"Recently I found my mother's white, metal recipe box, hand-painted by my father with blue bachelor buttons, his favorite flower. That rusty old box had gone missing for years and when I opened it, I felt shivers of nostalgia as I looked at Nancy Knickerbocker's scrawl on the curling brown cards.
"My mother kept our icebox stocked with exotic foods by 1950's standards — jars of capers, a crock of confit, and more often than not, a peculiar bowl of wobbly amber-colored Jello. The Jello was indented with little spoon marks from my mother's constant nibbling. Made with sweet wine, it delivered a gloved punch that soothed her nerves. When she paid bills in the afternoon or tended to other household chores that seemed stressful to her, she felt perfectly deserving of a fortifying bite of that wine-laced Jello. As you will notice throughout this book, I include other recipes of hers, always cooked with some sort of liquor. While making Welsh Rarebit, bourbon balls, or coq au vin, she'd gleefully proclaim 'a little for the pot and a little for me.'
"As I sat at my kitchen table reading the recipes, separated with antiquated dividers that read 'canapés,' 'casseroles,' and 'chafing dish,' I was surprised to find that some were still worth making — Portuguese Bean Soup, Welsh Rarebit, and that Marsala Gelée. I decided to test it on two of my favorite chefs, Alice Waters of Chez Panisse and Scott Warner of Don Giovanni in Napa. I invited them over for a meal that included bottarga, salty, air-dried fish roe that I had just smuggled home from a trip to Tunisia. I planned to shave it over a simple pasta and I needed a light, clean, clear dessert to follow. Wine Jello it was. I made one boozy batch and another with cooked Marsala for those who didn't want the Nancy Knickerbocker kick.
"A few days later I got an e-mail from the Chez Panisse kitchen requesting the recipe for a dinner at the restaurant. All her life, my mother read cookbooks and was fascinated with every aspect of cooking. She would have been so proud to know the legacy of her recipe, some 25 years after her death."
Wine Jello Recipe
When we had this dessert growing up in San Francisco, we called it wine Jello; I always felt a little buzz from it. If you want to calm the kick in this dessert, heat the Marsala for a few minutes first; the flavor will remain but the alcohol will be tempered. Be sure to make this at least 5 hours ahead, as it needs to jell.
2 envelopes unflavored powdered gelatin
1/2 cup cold water
1 cup boiling water
3/4 cup sugar plus additional for sweetening cream
1-2/3 cups Marsala or sherry
1/3 cup fresh lemon juice
1 cup heavy whipping cream beaten to soft peaks with a little sugar, optional

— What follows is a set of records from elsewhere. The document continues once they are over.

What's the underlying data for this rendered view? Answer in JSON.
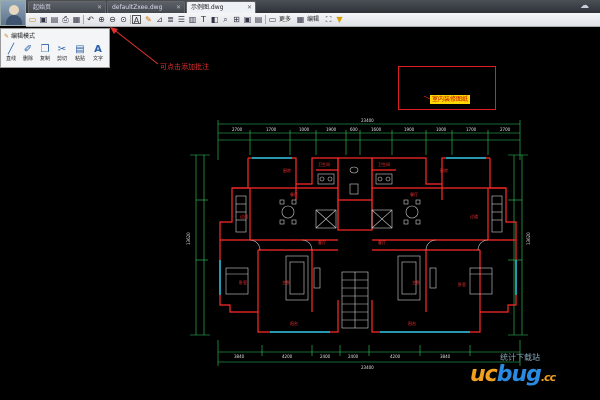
{
  "tabs": [
    {
      "label": "起始页",
      "active": false
    },
    {
      "label": "defaultZxee.dwg",
      "active": false
    },
    {
      "label": "示例图.dwg",
      "active": true
    }
  ],
  "toolbar": {
    "more_label": "更多",
    "edit_label": "编辑"
  },
  "edit_panel": {
    "title": "编辑模式",
    "tools": [
      {
        "label": "直线",
        "icon": "line-icon"
      },
      {
        "label": "删除",
        "icon": "eraser-icon"
      },
      {
        "label": "复制",
        "icon": "copy-icon"
      },
      {
        "label": "剪切",
        "icon": "scissors-icon"
      },
      {
        "label": "粘贴",
        "icon": "paste-icon"
      },
      {
        "label": "文字",
        "icon": "text-icon"
      }
    ]
  },
  "annotation": "可点击添加批注",
  "callout_label": "室内装修图纸",
  "drawing": {
    "top_dims": [
      "2700",
      "1700",
      "1000",
      "1900",
      "600",
      "1600",
      "1900",
      "1000",
      "1700",
      "2700"
    ],
    "top_total": "23400",
    "bottom_dims": [
      "3840",
      "4200",
      "2400",
      "2400",
      "4200",
      "3840"
    ],
    "bottom_total": "23400",
    "side_dim": "13620",
    "room_labels": [
      "厨房",
      "餐厅",
      "卫生间",
      "客厅",
      "主卧",
      "卧室",
      "阳台",
      "过道",
      "厨房",
      "餐厅",
      "卫生间",
      "客厅",
      "主卧",
      "卧室",
      "阳台",
      "过道"
    ]
  },
  "watermark": {
    "url": "统计下载站",
    "logo_a": "uc",
    "logo_b": "bug",
    "logo_c": ".cc"
  },
  "colors": {
    "wall": "#ff2a2a",
    "dimension": "#30d060",
    "room_text": "#ff3030",
    "fixture": "#d0d0d0",
    "window": "#20c8e8",
    "annotation": "#e03030",
    "highlight": "#ffd800"
  }
}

In a large heatproof bowl, sprinkle the gelatin over the cold water and let stand until softened, about 5 minutes. Add the boiling water and sugar and stir until completely dissolved. Stir in the Marsala and lemon juice and let cool to room temperature. Refrigerate until firm, at least 4 hours or preferably overnight. Spoon into dessert bowls, top each serving with a dollop of sweetened whipped cream, and serve.

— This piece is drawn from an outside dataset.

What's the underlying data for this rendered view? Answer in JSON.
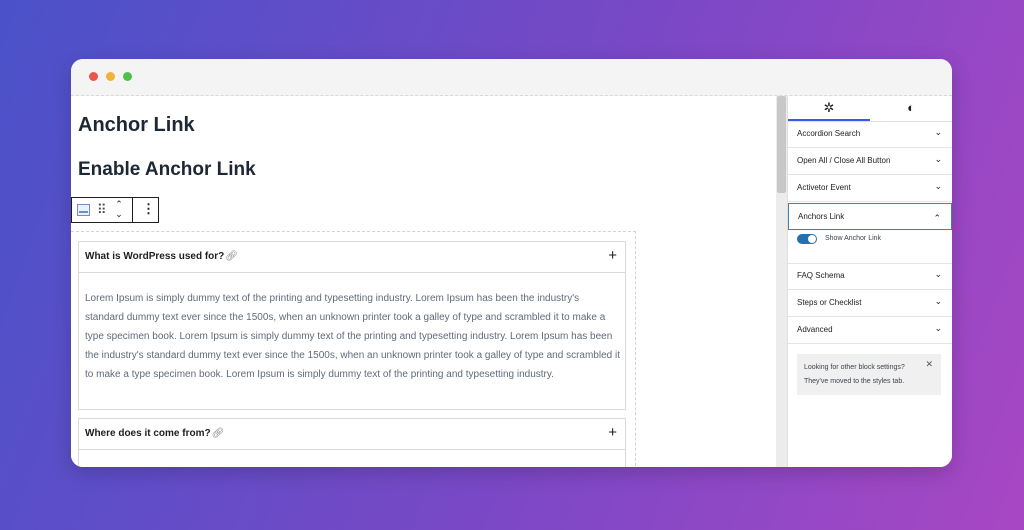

Welsh Rarebit of Artisanal Cheddar and Guinness Stout
1 pound aged (2 to 4 years) cheddar (such as Cheshire cheese with a good crumb) grated
1/2 cup Guinness stout
1 teaspoon English dry mustard mixed with a little water
Dash of cayenne pepper
1 egg yolk, beaten (optional)
4 slices crusty country loaf, toasted and buttered OR 1 head of steamed cauliflower, left whole
Place a double boiler over high heat until the water in the bottom half is boiling. Add the cheese to the top part of the double boiler, a little at a time, stirring constantly. Add 1 or 2 tablespoons of the stout. Once the cheese begins to melt reduce the heat to medium-low. As it begins to thicken, add the rest of the stout and stir with a wooden spoon.
Continue to stir while you add the mustard and the cayenne. Add the egg and whisk the mixture well. Continue to stir until the mixture becomes smooth and slightly thickened.
To serve, you can either pour the Welsh rarebit over the toast arranged on a platter, or spread it over the toast and broil it for a few seconds. A third option is to pour the creamy sauce over the steamed cauliflower.
From Peggy Knickerbocker's James Beard Award-winning book, Simple Soirees: Seasonal Menus for Sensational Dinner Parties.